Pellissier, L., Wassef, J., Bilat, J., Brazzola, G., Buri, P., Colliard, C., et al. (2011). Adaptive colour polymorphism of Acrida ungarica H. (Orthoptera: Acrididae) in a spatially heterogeneous environment. Acta Oecol. 37, 93–98. doi: 10.1016/j.actao.2010.12.003
Rambaut, A. (1996). Se-Al: Sequence Alignment Editor (Se-Al v2.0a11). Available at: http://tree.bio.ed.ac.uk/software/seal
Song, H., Amédégnato, C., Cigliano, M. M., Desutter-Grandcolas, L., Heads, S. W., Huang, Y., et al. (2015). 300 million years of diversification: elucidating the patterns of orthopteran evolution based on comprehensive taxon and gene sampling. Cladistics 31, 621–651. doi: 10.1111/cla.12116
Strickland, M. S., Hawlena, D., Reese, A., Bradford, M. A., and Schmitz, O. J. (2013). Trophic cascade alters ecosystem carbon exchange. Proc. Natl. Acad. Sci. U.S.A. 110, 11035–11038. doi: 10.1073/pnas.1305191110
Vázquez, D. P., Poulin, R., Krasnov, B. R., and Shenbrot, G. I. (2005). Species abundance and the distribution of specialization in host–parasite interaction networks. J. Anim. Ecol. 74, 946–955. doi: 10.1111/j.1365-2656.2005.00992.x
Keywords: coexistence, competition, environmental filtering, functional traits, grasshoppers, grassland-invertebrate interactions, null models
Citation: Fournier B, Mouly A and Gillet F (2016) Multiple Assembly Rules Drive the Co-occurrence of Orthopteran and Plant Species in Grasslands: Combining Network, Functional and Phylogenetic Approaches. Front. Plant Sci. 7:1224. doi: 10.3389/fpls.2016.01224
Received: 28 April 2016; Accepted: 02 August 2016;
Published: 17 August 2016.
Edited by:Ivan Hiltpold, Western Sydney University, Australia
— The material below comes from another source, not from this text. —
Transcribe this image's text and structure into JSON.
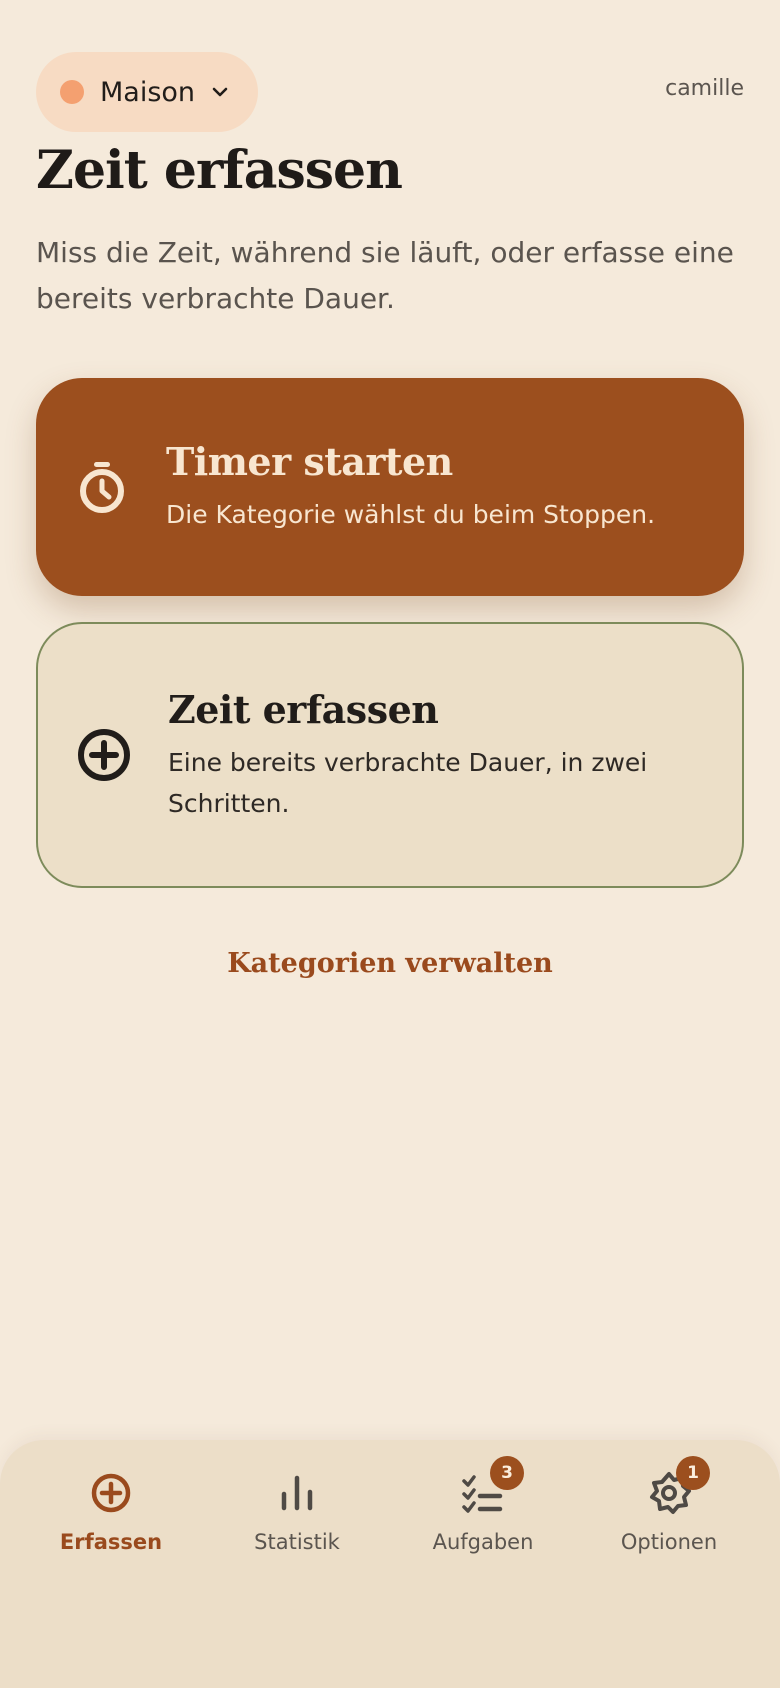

Reviewed by:Martin Zimmer, Leibniz Center for Tropical Marine Ecology, Germany
Ângela Cristina Lomba, Research Centre in Biodiversity and Genetic Resources, Portugal
Copyright © 2016 Fournier, Mouly and Gillet. This is an open-access article distributed under the terms of the Creative Commons Attribution License (CC BY). The use, distribution or reproduction in other forums is permitted, provided the original author(s) or licensor are credited and that the original publication in this journal is cited, in accordance with accepted academic practice. No use, distribution or reproduction is permitted which does not comply with these terms.
*Correspondence: François Gillet, firstname.lastname@example.org